The paper deals with the agrarian reform of 1861 in the perception of the peasants of Uman county of Kyiv province (gubernia). It is noted that the changes did not justify the hopes of the main part of the population, though, on the one hand, the peasants received personal liberty, the right to own immovable property, to trade, to engage in crafts, to enter the guilds, to start a private business. However, on the other hand, the reform kept landlord land tenure, and the peasants had to pay redemption payments, poll and land taxes, and perform labour conscriptions. The attention is paid to the special indissoluble link of the peasant with the land, which since the beginning of time was perceived as private, despite the absence of any legal grounds for this. That is why the redemption operations were performed so emotionally and painfully, a persistence in the defense of land rights grew harder, and also appeared the readiness to conflict with the landlord, with the authorities, and intransigence in litigations, which lasted for decades. It is determined that in April-May the culmination of the peasants movement was reached, since during those months the promulgation and attempts of local implementation of the Statutes of February 19, 1861, took place. It is ascertained that in almost every settlement of Uman county the peasants resisted the reform of 1861 implementation.

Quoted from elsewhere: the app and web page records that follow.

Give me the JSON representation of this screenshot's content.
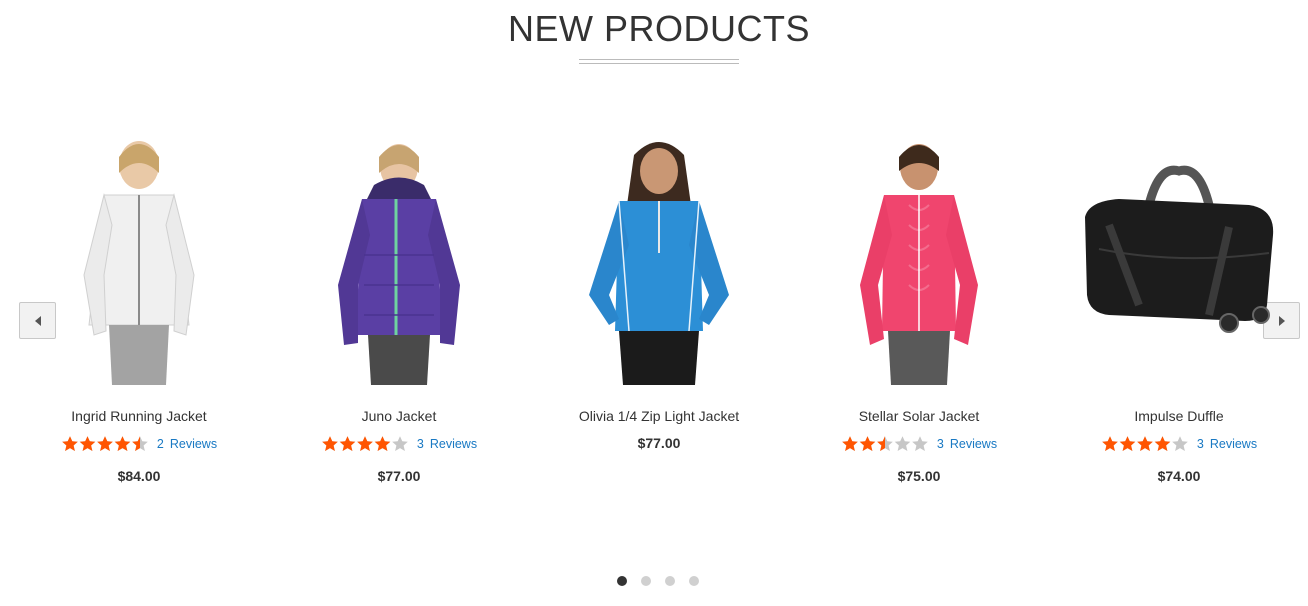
{
  "section": {
    "title": "NEW PRODUCTS"
  },
  "carousel": {
    "prev_icon": "triangle-left-icon",
    "next_icon": "triangle-right-icon",
    "dots_count": 4,
    "active_dot": 1
  },
  "colors": {
    "star": "#ff5501",
    "star_empty": "#c7c7c7",
    "link": "#1979c3"
  },
  "products": [
    {
      "name": "Ingrid Running Jacket",
      "rating": 4.5,
      "review_count": "2",
      "review_word": "Reviews",
      "price": "$84.00",
      "image": "white-jacket-photo"
    },
    {
      "name": "Juno Jacket",
      "rating": 4.0,
      "review_count": "3",
      "review_word": "Reviews",
      "price": "$77.00",
      "image": "purple-jacket-photo"
    },
    {
      "name": "Olivia 1/4 Zip Light Jacket",
      "rating": null,
      "review_count": null,
      "review_word": null,
      "price": "$77.00",
      "image": "blue-jacket-photo"
    },
    {
      "name": "Stellar Solar Jacket",
      "rating": 2.5,
      "review_count": "3",
      "review_word": "Reviews",
      "price": "$75.00",
      "image": "pink-jacket-photo"
    },
    {
      "name": "Impulse Duffle",
      "rating": 4.0,
      "review_count": "3",
      "review_word": "Reviews",
      "price": "$74.00",
      "image": "black-duffle-photo"
    }
  ]
}
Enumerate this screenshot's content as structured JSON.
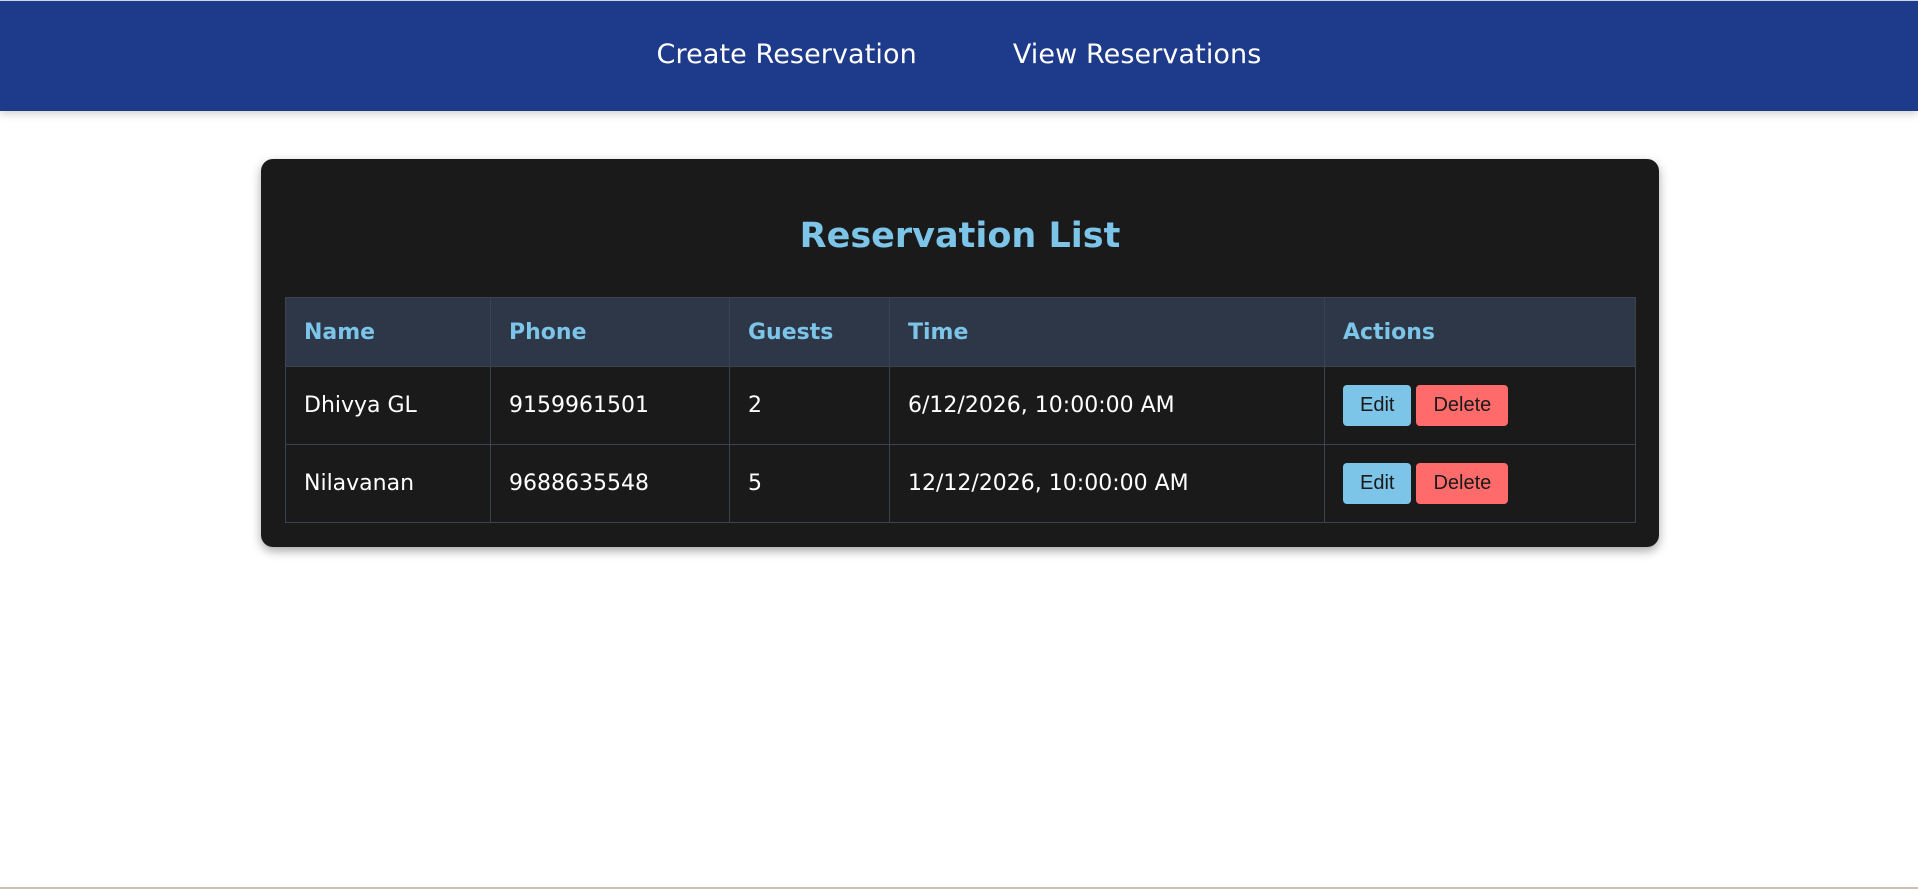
{
  "nav": {
    "create_label": "Create Reservation",
    "view_label": "View Reservations"
  },
  "main": {
    "title": "Reservation List",
    "columns": [
      "Name",
      "Phone",
      "Guests",
      "Time",
      "Actions"
    ],
    "rows": [
      {
        "name": "Dhivya GL",
        "phone": "9159961501",
        "guests": "2",
        "time": "6/12/2026, 10:00:00 AM"
      },
      {
        "name": "Nilavanan",
        "phone": "9688635548",
        "guests": "5",
        "time": "12/12/2026, 10:00:00 AM"
      }
    ],
    "edit_label": "Edit",
    "delete_label": "Delete"
  },
  "colors": {
    "navbar": "#1e3a8a",
    "card": "#1a1a1a",
    "accent": "#7cc4e8",
    "header_bg": "#2d3748",
    "delete": "#ff6b6b"
  }
}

The growth of protest activity in the villages of Krasnyi Kut, Zelenkiv, Korsunka, Maidanetske, Rozsochovatets, Kryvets, Dovhenke, Kosenivka is considered in details. It is emphasized that the general lack of understanding and rejection of the conditions of the reform implementation became a favorable ground for the dissemination of rumors in the peasant environment, and for the unauthorized interpretation of the Manifesto of February 19, and that naturally caused the inevitable conflict with the authorities and, as a result, punishment for the display of freethinking and disobedience. The role of the clergy in carrying out the peasant reform of 1861 is traced. Attention is drawn to the fact that in a crisis situation peasants easily trusted the opinion of another person who was able to read and was literate. The author retraces the distribution of propaganda leaflets, brochures, among the people and conversion of peasants to so-called «reliable sources of information» which they perceived with absolute trust.